Look through the data below, tally the lines where "calories" occurs, and write the total alone.

- _AVAILABLE DATA_:

■ ■ ■

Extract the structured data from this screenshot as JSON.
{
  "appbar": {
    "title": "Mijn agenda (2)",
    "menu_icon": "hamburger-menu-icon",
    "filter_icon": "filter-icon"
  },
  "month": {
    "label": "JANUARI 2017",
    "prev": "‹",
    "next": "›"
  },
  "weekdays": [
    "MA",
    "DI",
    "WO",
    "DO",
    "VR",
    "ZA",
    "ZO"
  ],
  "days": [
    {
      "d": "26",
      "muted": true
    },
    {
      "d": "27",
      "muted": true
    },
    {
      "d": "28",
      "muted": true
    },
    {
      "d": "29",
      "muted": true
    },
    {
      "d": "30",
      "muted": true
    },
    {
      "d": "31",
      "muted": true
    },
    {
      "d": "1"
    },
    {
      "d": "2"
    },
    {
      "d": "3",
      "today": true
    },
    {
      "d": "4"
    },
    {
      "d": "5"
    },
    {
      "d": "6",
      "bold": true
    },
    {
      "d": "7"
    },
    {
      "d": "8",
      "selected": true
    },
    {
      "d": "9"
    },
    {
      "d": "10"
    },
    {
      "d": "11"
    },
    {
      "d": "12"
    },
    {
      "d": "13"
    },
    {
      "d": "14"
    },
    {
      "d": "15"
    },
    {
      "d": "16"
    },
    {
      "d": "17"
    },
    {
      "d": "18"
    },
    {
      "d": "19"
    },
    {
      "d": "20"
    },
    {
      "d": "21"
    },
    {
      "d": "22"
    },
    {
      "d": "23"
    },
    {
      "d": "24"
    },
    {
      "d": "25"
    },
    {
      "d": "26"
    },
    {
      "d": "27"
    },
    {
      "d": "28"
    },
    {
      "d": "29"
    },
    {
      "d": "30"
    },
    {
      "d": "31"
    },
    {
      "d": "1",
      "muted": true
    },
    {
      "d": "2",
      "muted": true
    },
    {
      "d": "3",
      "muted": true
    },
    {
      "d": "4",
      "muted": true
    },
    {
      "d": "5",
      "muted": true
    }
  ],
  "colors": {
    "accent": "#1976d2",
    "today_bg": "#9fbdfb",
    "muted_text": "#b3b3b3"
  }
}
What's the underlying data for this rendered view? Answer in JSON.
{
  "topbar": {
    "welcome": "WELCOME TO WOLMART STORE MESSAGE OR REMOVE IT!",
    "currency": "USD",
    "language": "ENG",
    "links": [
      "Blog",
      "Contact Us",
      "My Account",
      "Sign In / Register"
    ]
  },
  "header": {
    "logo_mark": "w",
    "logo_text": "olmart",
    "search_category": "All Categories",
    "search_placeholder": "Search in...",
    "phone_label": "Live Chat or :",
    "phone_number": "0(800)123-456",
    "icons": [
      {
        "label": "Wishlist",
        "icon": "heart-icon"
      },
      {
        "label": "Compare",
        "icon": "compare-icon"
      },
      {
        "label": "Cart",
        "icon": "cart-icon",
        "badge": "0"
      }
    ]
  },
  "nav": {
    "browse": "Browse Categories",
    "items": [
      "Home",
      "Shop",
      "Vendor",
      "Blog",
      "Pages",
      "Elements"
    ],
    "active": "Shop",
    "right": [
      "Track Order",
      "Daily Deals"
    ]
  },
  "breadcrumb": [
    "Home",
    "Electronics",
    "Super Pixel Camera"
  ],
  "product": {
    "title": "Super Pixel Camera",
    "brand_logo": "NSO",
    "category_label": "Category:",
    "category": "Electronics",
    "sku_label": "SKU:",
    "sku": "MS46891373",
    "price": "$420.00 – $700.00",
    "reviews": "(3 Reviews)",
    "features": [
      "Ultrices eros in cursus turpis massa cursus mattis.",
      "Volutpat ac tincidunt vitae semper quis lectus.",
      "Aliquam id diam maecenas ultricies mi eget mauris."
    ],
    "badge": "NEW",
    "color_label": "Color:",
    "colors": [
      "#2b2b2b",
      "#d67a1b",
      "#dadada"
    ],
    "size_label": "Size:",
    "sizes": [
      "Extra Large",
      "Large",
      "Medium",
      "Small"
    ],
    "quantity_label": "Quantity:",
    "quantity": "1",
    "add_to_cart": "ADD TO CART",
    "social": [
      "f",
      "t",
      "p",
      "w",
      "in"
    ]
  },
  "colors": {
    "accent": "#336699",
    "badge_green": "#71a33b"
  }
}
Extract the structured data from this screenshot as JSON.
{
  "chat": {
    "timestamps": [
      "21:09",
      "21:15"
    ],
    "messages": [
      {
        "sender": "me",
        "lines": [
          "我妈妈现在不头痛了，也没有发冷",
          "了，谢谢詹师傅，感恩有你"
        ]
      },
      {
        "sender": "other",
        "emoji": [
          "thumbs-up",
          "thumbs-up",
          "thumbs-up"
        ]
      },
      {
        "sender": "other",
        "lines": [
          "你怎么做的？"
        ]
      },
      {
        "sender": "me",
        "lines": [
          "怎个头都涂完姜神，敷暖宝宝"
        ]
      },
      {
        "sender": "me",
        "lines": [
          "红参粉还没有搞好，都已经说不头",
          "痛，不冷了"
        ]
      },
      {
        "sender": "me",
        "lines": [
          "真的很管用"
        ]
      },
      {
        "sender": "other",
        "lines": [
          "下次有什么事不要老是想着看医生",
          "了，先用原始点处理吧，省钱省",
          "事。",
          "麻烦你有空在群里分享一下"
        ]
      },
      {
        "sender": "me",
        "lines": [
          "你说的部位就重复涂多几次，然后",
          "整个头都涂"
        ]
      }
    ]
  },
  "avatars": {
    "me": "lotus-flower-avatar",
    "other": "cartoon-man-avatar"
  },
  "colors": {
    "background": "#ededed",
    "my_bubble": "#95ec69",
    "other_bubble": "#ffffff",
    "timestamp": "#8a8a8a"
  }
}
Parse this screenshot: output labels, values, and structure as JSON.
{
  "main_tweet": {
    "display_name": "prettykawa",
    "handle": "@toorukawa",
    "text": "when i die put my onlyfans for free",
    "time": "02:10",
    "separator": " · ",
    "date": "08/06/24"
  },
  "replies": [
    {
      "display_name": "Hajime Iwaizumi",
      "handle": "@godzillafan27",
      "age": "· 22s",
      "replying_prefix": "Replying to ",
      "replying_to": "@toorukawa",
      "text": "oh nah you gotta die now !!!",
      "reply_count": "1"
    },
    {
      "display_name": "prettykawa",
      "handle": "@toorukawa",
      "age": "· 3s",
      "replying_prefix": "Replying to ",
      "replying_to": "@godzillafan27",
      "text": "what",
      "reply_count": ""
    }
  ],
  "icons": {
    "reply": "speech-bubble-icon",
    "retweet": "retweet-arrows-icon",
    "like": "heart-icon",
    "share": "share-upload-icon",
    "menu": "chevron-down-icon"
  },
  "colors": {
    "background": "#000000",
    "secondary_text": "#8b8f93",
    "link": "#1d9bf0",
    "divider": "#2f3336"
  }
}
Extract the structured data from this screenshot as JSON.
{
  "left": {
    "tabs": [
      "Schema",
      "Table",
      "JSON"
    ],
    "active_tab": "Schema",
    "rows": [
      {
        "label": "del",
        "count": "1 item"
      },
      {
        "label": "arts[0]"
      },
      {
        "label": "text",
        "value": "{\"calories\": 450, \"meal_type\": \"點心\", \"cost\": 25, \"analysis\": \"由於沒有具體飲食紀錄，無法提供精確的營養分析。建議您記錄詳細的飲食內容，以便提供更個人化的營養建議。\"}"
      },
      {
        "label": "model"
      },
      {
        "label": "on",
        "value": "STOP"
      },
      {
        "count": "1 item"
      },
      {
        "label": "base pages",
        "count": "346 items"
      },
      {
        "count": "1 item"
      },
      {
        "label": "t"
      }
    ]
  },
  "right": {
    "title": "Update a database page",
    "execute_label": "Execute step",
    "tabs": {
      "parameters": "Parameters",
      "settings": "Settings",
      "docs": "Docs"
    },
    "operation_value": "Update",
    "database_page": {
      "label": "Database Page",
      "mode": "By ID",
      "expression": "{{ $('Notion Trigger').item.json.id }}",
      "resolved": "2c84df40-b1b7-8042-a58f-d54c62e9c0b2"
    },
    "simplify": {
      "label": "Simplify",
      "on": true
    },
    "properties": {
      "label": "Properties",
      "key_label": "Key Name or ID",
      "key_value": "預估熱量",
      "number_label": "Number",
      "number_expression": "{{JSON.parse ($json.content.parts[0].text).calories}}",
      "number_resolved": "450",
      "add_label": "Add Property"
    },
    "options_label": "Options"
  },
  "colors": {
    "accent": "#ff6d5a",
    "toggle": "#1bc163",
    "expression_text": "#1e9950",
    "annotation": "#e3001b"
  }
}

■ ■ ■

- _TASK OUTPUT_: 2